It’s like David and Goliath in reverse, where the strong godly man is undone by a simple slave girl. He’s like the Cowardly Lion from The Wizard of Oz, roaring around about how he’ll kill ‘em all and he’ll never desert, but then running for cover when a little girl threatens him.

The whole story is a study in contrasts: strength and weakness, light and dark (the fire and the night), good and evil afoot, righteousness and sin, daring and fear, truth and lies, and in the end, failure instead of faith.

When Jesus is first arrested, Peter follows him at a distance. We can see the conflict in Peter as if he were wearing it as Joseph’s brightly colored coat. He’s brave enough and curious enough to follow, but scared enough and confused enough to keep his distance. He is drawn, but daunted.

He has the guts to enter the courtyard, and he sits down at the fire, trying so hard to nonchalantly blend in. But there will be no blending in today. The author wants us to know that at the cross the lines are drawn and clear, and there’s no straddling fences here.

It’s interesting to note that Peter’s life with Jesus up to this point is an exercise in denial. Almost every time Jesus spoke of his coming death, Peter insisted it would never happen, not on his watch. Peter crowed about how strong he would be and how he would never deny or desert. He was on fire for Jesus, and no dark of night would intimidate him. Now here, at the fire, in the dark of night, at the crow of the cock, he fails not once but three times, to prove it was no fluke. His fears become fact and his faith falls flat.

Just then in a moment of powerful drama and intense irony, “the Lord turned and looked straight at Peter.” What did each of their eyes say?

“I warned you, but know that I still love you.”
“I failed you bitterly, but know that I still love you.”

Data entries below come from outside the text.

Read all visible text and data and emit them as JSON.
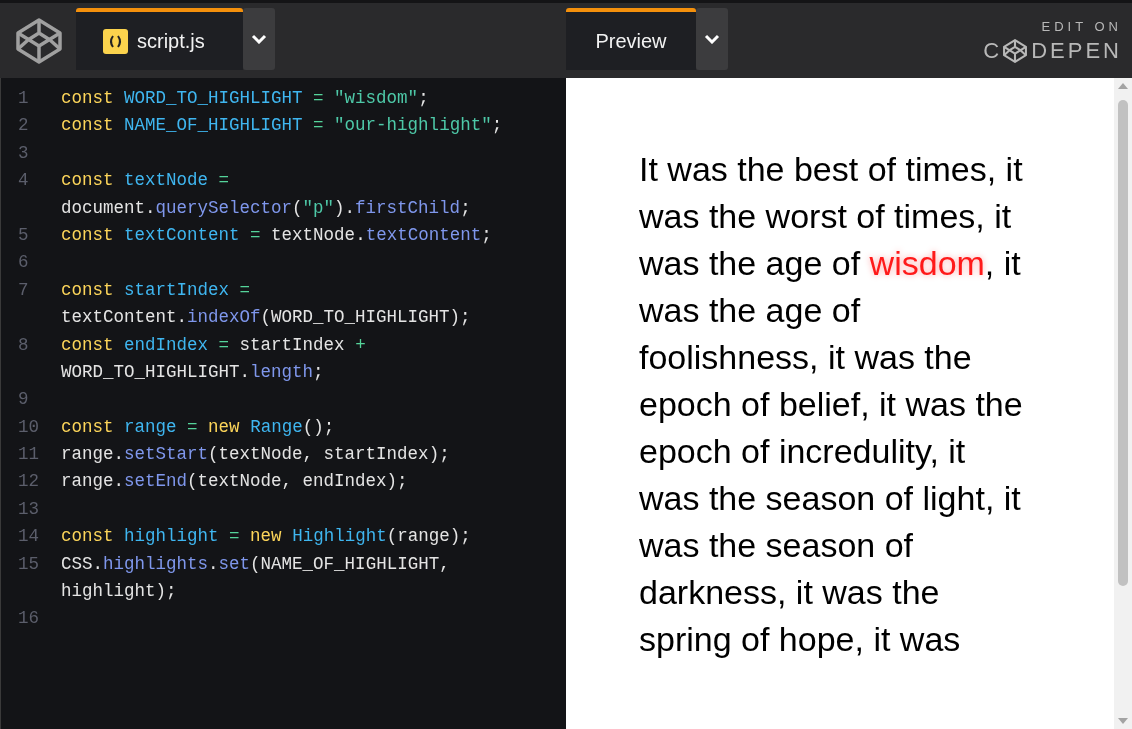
{
  "editor_tab": {
    "label": "script.js"
  },
  "preview_tab": {
    "label": "Preview"
  },
  "branding": {
    "caption": "EDIT ON",
    "wordmark_before": "C",
    "wordmark_after": "DEPEN"
  },
  "code_lines": [
    {
      "number": "1",
      "rows": [
        "const WORD_TO_HIGHLIGHT = \"wisdom\";"
      ]
    },
    {
      "number": "2",
      "rows": [
        "const NAME_OF_HIGHLIGHT = \"our-highlight\";"
      ]
    },
    {
      "number": "3"
    },
    {
      "number": "4",
      "rows": [
        "const textNode =",
        "document.querySelector(\"p\").firstChild;"
      ]
    },
    {
      "number": "5",
      "rows": [
        "const textContent = textNode.textContent;"
      ]
    },
    {
      "number": "6"
    },
    {
      "number": "7",
      "rows": [
        "const startIndex =",
        "textContent.indexOf(WORD_TO_HIGHLIGHT);"
      ]
    },
    {
      "number": "8",
      "rows": [
        "const endIndex = startIndex +",
        "WORD_TO_HIGHLIGHT.length;"
      ]
    },
    {
      "number": "9"
    },
    {
      "number": "10",
      "rows": [
        "const range = new Range();"
      ]
    },
    {
      "number": "11",
      "rows": [
        "range.setStart(textNode, startIndex);"
      ]
    },
    {
      "number": "12",
      "rows": [
        "range.setEnd(textNode, endIndex);"
      ]
    },
    {
      "number": "13"
    },
    {
      "number": "14",
      "rows": [
        "const highlight = new Highlight(range);"
      ]
    },
    {
      "number": "15",
      "rows": [
        "CSS.highlights.set(NAME_OF_HIGHLIGHT,",
        "highlight);"
      ]
    },
    {
      "number": "16"
    }
  ],
  "preview_paragraph": [
    {
      "text": "It was the best of times, it was the worst of times, it was the age of ",
      "highlighted": false
    },
    {
      "text": "wisdom",
      "highlighted": true
    },
    {
      "text": ", it was the age of foolishness, it was the epoch of belief, it was the epoch of incredulity, it was the season of light, it was the season of darkness, it was the spring of hope, it was",
      "highlighted": false
    }
  ]
}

But I understate it. It’s Romans 5.8: “God’s love abounds towards us, and even while we were sinners, Christ died for us.” It was the look spanning all history and all eternity: the shame of humanity, the claim of God on our lives, our failure, his promise and provision, the brokenness of sin, and the love of God to save us from it.